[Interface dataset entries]
"""

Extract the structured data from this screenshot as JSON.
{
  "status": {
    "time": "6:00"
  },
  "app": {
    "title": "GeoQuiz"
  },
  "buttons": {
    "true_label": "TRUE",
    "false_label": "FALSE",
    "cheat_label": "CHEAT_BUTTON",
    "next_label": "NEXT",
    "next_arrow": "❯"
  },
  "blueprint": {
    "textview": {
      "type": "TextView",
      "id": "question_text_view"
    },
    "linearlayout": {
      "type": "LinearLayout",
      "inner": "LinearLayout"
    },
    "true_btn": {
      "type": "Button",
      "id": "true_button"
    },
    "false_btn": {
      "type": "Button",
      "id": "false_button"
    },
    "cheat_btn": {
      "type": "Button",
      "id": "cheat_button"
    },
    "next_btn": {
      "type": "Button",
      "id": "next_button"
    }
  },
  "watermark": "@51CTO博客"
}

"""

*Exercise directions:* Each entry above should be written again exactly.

*Output of the exercise:*
Extract the structured data from this screenshot as JSON.
{
  "status": {
    "time": "6:00"
  },
  "app": {
    "title": "GeoQuiz"
  },
  "buttons": {
    "true_label": "TRUE",
    "false_label": "FALSE",
    "cheat_label": "CHEAT_BUTTON",
    "next_label": "NEXT",
    "next_arrow": "❯"
  },
  "blueprint": {
    "textview": {
      "type": "TextView",
      "id": "question_text_view"
    },
    "linearlayout": {
      "type": "LinearLayout",
      "inner": "LinearLayout"
    },
    "true_btn": {
      "type": "Button",
      "id": "true_button"
    },
    "false_btn": {
      "type": "Button",
      "id": "false_button"
    },
    "cheat_btn": {
      "type": "Button",
      "id": "cheat_button"
    },
    "next_btn": {
      "type": "Button",
      "id": "next_button"
    }
  },
  "watermark": "@51CTO博客"
}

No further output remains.